## What to produce
Show every line of the data below that includes the word "PART".

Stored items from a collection
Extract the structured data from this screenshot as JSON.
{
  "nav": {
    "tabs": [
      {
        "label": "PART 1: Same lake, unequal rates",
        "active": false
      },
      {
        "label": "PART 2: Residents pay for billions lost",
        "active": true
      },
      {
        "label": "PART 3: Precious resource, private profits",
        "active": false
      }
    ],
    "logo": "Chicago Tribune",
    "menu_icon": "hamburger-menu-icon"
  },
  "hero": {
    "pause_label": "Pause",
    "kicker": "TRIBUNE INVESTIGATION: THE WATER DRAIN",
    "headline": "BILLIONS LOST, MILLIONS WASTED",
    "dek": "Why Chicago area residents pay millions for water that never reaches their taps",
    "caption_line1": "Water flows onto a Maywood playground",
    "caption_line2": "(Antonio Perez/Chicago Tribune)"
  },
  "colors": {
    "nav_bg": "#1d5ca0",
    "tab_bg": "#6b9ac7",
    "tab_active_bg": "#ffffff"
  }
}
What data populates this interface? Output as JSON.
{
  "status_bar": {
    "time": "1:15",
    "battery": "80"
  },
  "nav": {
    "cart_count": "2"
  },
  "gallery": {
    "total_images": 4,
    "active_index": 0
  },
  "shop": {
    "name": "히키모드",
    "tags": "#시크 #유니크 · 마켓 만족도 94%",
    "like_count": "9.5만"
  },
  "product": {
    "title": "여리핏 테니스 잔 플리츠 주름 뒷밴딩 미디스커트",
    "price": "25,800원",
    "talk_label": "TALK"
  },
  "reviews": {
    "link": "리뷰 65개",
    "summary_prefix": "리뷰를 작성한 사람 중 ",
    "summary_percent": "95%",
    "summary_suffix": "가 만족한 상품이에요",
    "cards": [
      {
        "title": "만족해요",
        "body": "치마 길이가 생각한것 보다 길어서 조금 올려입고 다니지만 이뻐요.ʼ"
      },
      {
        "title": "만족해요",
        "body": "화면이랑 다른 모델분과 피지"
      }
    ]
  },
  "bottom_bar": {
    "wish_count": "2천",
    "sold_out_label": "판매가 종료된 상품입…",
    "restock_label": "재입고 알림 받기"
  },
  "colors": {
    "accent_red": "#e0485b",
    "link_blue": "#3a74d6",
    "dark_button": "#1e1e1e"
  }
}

## Output for this exercise
        "label": "PART 1: Same lake, unequal rates",
        "label": "PART 2: Residents pay for billions lost",
        "label": "PART 3: Precious resource, private profits",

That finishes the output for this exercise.